Maryland hospital launches domestic violence program to reduce patient risk

Staff at Westminster, Maryland's Carroll Hospital will begin screening possible domestic violence victims to reduce their risk of being injured or killed by their partners, according to the Carroll County Times.

American College of Surgeons clinical database drives improvements in surgical quality

The American College of Surgeons National Surgical Quality Improvement Program (ACS NSQIP) provides more accurate data for driving improvements in surgical quality than two other sources of administrative data, according to two new studies.

As outpatient care gains steam, one Texas hospital adopts a short-stay model

To address an increased demand for outpatient services and a surplus of inpatient beds, one Texas hospital plans to create a short-stay center--and it's a move that other other hospitals across the country may want to consider.

Joint Commission announces care-integration certification

The Joint Commission has announced a new certification for integrated care, which assesses how well healthcare providers incorporate care transitions, hand-offs and information sharing during patients' transitions between hospital and outpatient care environments

Five-star hospitals double in quarterly Hospital Compare update

The number of hospitals earning perfect scores on the Centers for Medicare & Medicaid Services' five-star scale doubled in a new round of ratings.

Want better surgeons? Poll their coworkers

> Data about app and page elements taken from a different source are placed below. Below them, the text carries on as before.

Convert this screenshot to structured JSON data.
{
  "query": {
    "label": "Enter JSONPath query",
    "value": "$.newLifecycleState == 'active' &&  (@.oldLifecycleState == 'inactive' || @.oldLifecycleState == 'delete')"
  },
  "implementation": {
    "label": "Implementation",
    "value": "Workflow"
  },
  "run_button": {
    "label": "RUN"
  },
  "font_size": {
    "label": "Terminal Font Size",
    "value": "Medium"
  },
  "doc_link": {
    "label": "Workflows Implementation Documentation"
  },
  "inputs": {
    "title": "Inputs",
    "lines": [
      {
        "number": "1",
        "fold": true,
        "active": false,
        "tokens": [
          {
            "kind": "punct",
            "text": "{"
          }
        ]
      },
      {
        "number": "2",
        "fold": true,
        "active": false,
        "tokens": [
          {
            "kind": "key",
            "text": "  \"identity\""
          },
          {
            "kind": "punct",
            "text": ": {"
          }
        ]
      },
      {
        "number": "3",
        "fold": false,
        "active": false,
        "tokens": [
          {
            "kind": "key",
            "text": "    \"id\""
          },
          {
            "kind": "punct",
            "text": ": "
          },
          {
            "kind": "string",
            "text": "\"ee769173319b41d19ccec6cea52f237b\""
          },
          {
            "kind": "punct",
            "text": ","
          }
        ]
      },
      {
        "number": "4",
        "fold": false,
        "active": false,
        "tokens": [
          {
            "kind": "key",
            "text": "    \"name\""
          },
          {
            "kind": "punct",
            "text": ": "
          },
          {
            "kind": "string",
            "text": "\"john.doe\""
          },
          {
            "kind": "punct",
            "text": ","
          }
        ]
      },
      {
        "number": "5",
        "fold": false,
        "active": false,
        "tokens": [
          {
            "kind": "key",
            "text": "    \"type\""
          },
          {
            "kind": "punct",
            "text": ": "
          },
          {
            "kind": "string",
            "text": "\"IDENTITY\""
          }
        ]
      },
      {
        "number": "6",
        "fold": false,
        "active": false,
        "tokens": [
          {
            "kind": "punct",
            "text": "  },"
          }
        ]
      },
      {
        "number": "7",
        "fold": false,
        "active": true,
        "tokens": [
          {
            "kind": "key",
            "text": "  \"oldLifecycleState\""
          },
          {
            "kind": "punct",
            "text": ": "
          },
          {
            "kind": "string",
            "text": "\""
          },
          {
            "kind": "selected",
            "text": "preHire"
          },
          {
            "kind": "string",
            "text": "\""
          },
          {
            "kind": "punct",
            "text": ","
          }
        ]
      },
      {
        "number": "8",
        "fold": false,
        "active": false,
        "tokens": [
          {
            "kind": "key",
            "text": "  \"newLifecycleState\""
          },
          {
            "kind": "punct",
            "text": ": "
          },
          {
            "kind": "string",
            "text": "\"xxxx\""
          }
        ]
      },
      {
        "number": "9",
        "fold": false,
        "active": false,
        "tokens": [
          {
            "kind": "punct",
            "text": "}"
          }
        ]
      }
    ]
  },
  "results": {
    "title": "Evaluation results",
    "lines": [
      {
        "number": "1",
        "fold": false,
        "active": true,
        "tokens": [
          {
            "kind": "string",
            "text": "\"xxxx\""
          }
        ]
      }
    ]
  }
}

Hospitals can improve patient outcomes, teamwork and surgeons' compliance with care quality standards using a performance assessment common among Fortune 500 companies, according to a study published in the Journal of the American College of Surgeons.

Reducing hospital readmissions through telemedicine partnerships with skilled nursing facilities

Guest post by Raymond Hino, president and CEO of the Sonoma West Medical Center in California. Telemedicine systems, including remote presence technology, have evolved over the years from stationary...

Most 2012 Minnesota ED visits were unnecessary

More than 1 million emergency department visits in Minnesota during 2012 may have been preventable, according to a report from the state Department of Health.

Antibiotic-resistant superbugs: Deadlier than previously thought

A new study presents some troubling findings when it comes to the rise of antibiotic-resistant superbugs in hospitals across the country. The antibiotic-resistant bacteria, once thought to be less "fit" than other strains, in fact survive better and cause more deadly infections, according to the findings. 

Straight healthcare providers unconsciously biased against LGBT patients

Whether or not they realize it, heterosexual healthcare providers are biased against LGBT patients, a new study published in the American Journal of Public Health found, but how those biases affect care is unclear.


3 steps to optimize physician referrals

As healthcare organizations struggle to remain competitive, they often overlook one potential opportunity: courting physician referrals, Medical Marketing & Media reports. 

Florida hospital's response to sewage spill inadequate, threatened public safety

Venice Regional Bayfront Health's response to a large sewage spill in the post-surgical orthopedic wing of the facility was inadequate, according to a report from the Florida Agency for Healthcare Administration. 

How providers, payers can prepare for consumer-centered healthcare

The healthcare industry is more consumer-centered than ever, and hospital and health system leaders must strategize accordingly, says a new report from the Healthcare Performance Management Institute.

When is the right time for hospital CEOs to announce their departures?

Hospital CEO turnover rate remains high as many executives seek new opportunities or decide to retire. But when is the right time for CEOs to announce their departure from an organization? It depends, according to experts interviewed by Becker's Hospital Review.

How community health workers can prevent the next Ebola

Developing a large cadre of highly trained community health workers in sub-Saharan Africa is key to stemming future outbreaks of deadly diseases like Ebola as well as achieving universal healthcare, according to a new report by international healthcare experts and African leaders.

Housing for homeless patients could cut inappropriate ER use, readmissions

Hospitals should prioritize housing for homeless patients to prevent inappropriate emergency care and unnecessary readmissions, according to a Health Affairs blog post.

Massachusetts nurses call for end to hospital violence

A union that represents Massachusetts nurses is pushing for the passage of a bill that would require healthcare providers to partner with unions to create a comprehensive workplace violence program, according to a report in the Boston Business Journal.

Pediatric quality survey tool captures inpatient care experience

Although hospitals often survey adult inpatients and family members about their hospital experience as a measure of care quality under the Hospital Consumer Assessment of Healthcare Providers and Systems, it's been difficult to capture information about the experience at children's hospitals because until now there hasn't been a publicly available standardized measure to collect, evaluate and share information about children's hospital experience.

An 8-step strategy to improve hand-hygiene compliance

Although proper hand-hygiene is considered the most important measure to prevent the spread of infections, nearly 1 in 4 hospitals fail to fully comply with recommended guidelines. But a new guide by the Association for Professional in Infection Control and Epidemiology aims to change that and help hospitals boost compliance.  

The pros and cons of smartphones in the operating room

Although smartphones can be a major asset in the operating room for doctors and nurses to look up quick information, they can also distract clinicians, according to The Atlantic.